I read Hotel du Lac when it was first published and again recently. It's even better on re-reading, richer and deeper, proving itself a contemporary classic. Anita Brookner has a voice that's unique, original, and, certainly in this book, perfect.
Most recent customer reviews
Luckily I only paid $2 for this book. It was hard to get started (this was my second go at it). It got better, then I just wanted to find out what happens. Read morePublished on June 26 2010 by Tigersoup
All I can say is that the book is not a true image of the hotel nor the place, (Vevey Switzerland) itself. Read morePublished on April 2 2002
Very subtle and understanding analysis of how a woman who likes her own company could choose singleness...Deep and entertaining reading!Published on Jan. 27 2002 by doriana bruni
The anti-heroine of the book, Edith, describes her hotel room as drab. She might as well have been describing the whole novel. There are no redeeming qualities here. Read morePublished on Sept. 21 2001 by Manola Sommerfeld

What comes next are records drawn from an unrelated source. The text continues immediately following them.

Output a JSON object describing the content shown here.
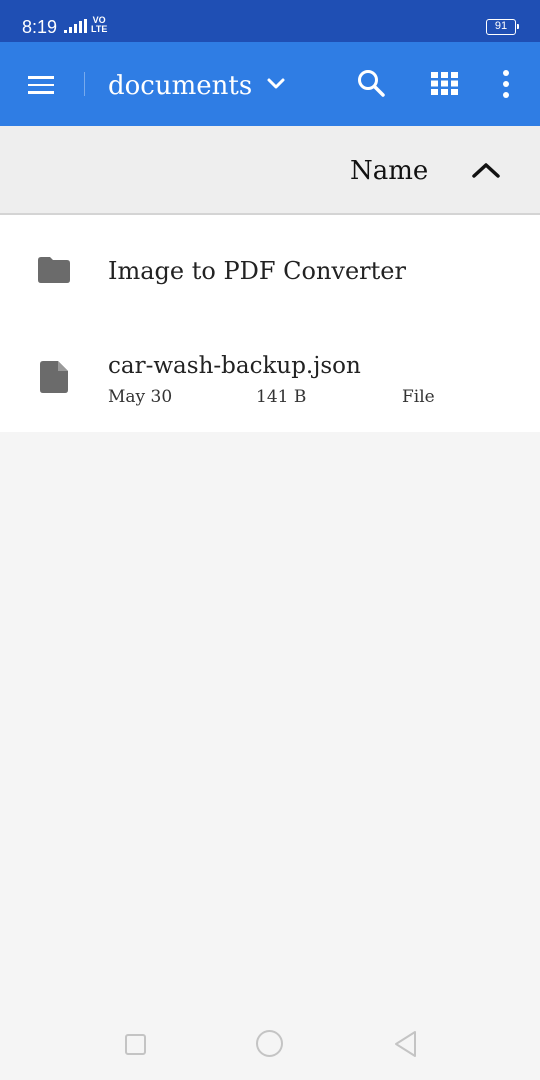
{
  "status_bar": {
    "time": "8:19",
    "network": "VO LTE",
    "network_top": "VO",
    "network_bottom": "LTE",
    "battery": "91",
    "icons": [
      "signal-icon",
      "battery-icon"
    ]
  },
  "app_bar": {
    "title": "documents",
    "icons": [
      "menu-icon",
      "chevron-down-icon",
      "search-icon",
      "grid-view-icon",
      "more-vert-icon"
    ]
  },
  "sort": {
    "label": "Name",
    "icon": "chevron-up-icon"
  },
  "files": [
    {
      "type": "folder",
      "icon": "folder-icon",
      "name": "Image to PDF Converter"
    },
    {
      "type": "file",
      "icon": "file-icon",
      "name": "car-wash-backup.json",
      "date": "May 30",
      "size": "141 B",
      "kind": "File"
    }
  ],
  "nav_bar": {
    "icons": [
      "recents-icon",
      "home-icon",
      "back-icon"
    ]
  },
  "colors": {
    "status_bar": "#1f4fb4",
    "app_bar": "#2f7de4",
    "sort_bar": "#eeeeee",
    "list_bg": "#ffffff",
    "page_bg": "#f5f5f5",
    "icon_gray": "#6b6b6b"
  }
}
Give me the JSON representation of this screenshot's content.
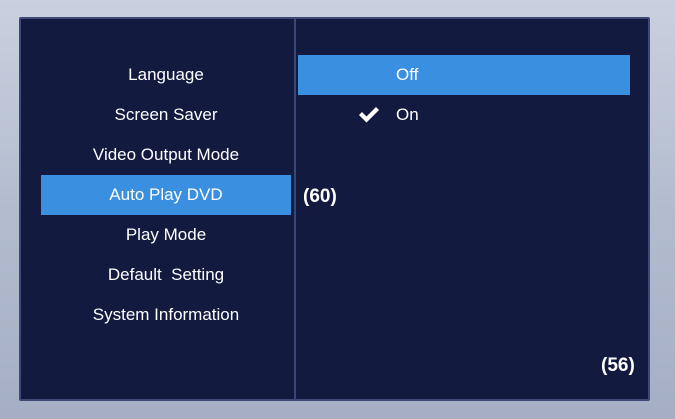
{
  "menu": {
    "items": [
      {
        "label": "Language",
        "selected": false
      },
      {
        "label": "Screen Saver",
        "selected": false
      },
      {
        "label": "Video Output Mode",
        "selected": false
      },
      {
        "label": "Auto Play DVD",
        "selected": true
      },
      {
        "label": "Play Mode",
        "selected": false
      },
      {
        "label": "Default  Setting",
        "selected": false
      },
      {
        "label": "System Information",
        "selected": false
      }
    ]
  },
  "options": {
    "items": [
      {
        "label": "Off",
        "highlighted": true,
        "checked": false
      },
      {
        "label": "On",
        "highlighted": false,
        "checked": true
      }
    ]
  },
  "markers": {
    "left": "(60)",
    "bottom_right": "(56)"
  },
  "icons": {
    "check": "checkmark-icon"
  },
  "colors": {
    "background": "#121a40",
    "highlight": "#3a8fe0",
    "text": "#ffffff"
  }
}
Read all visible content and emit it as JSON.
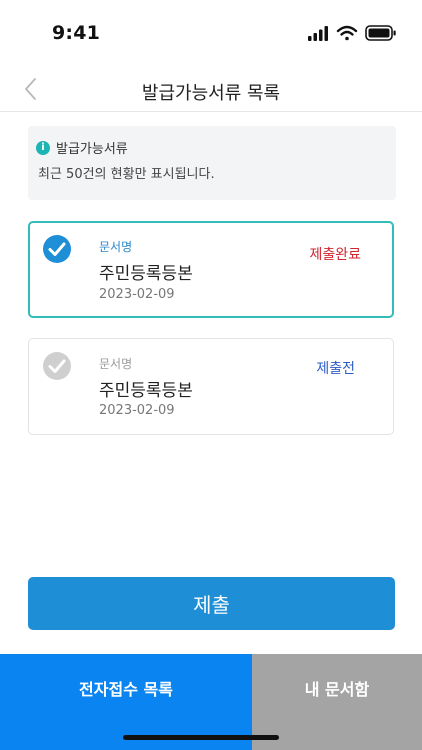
{
  "status_bar": {
    "time": "9:41",
    "icons": [
      "signal-icon",
      "wifi-icon",
      "battery-icon"
    ]
  },
  "nav": {
    "title": "발급가능서류 목록",
    "back_icon": "chevron-left-icon"
  },
  "info": {
    "icon": "info-icon",
    "icon_glyph": "i",
    "title": "발급가능서류",
    "text": "최근 50건의 현황만 표시됩니다."
  },
  "documents": [
    {
      "label": "문서명",
      "name": "주민등록등본",
      "date": "2023-02-09",
      "status": "제출완료",
      "checked": true
    },
    {
      "label": "문서명",
      "name": "주민등록등본",
      "date": "2023-02-09",
      "status": "제출전",
      "checked": false
    }
  ],
  "submit_label": "제출",
  "tabs": [
    {
      "label": "전자접수 목록",
      "active": true
    },
    {
      "label": "내 문서함",
      "active": false
    }
  ],
  "colors": {
    "accent": "#1e8ed6",
    "selected_border": "#33bdb9",
    "status_done": "#d1262e",
    "status_pending": "#2d5ec7",
    "tab_active": "#0a84f0",
    "tab_inactive": "#a4a4a4"
  }
}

Potential Readers Beware: This book is subtle, intelligent, witty, heartbreaking, arid, sensuous, eloquent and luminous. Read morePublished on May 20 2001
Anita Brookner is one of the best writers today. I read Hotel du Lac right after Undue Influence and was not disappointed. Read morePublished on April 17 2001 by Mr. NY Reader
Had just read Altered States, which I loved. Thought, if Hotel du Lac won the Booker Prize, it must be great, right? Wrong. Read morePublished on Aug. 14 2000 by Lisa J. Fruitt
This is yet another excercise in semi-autobiographical snoring by an otherwise capable writer.
Why do they DO this? Read more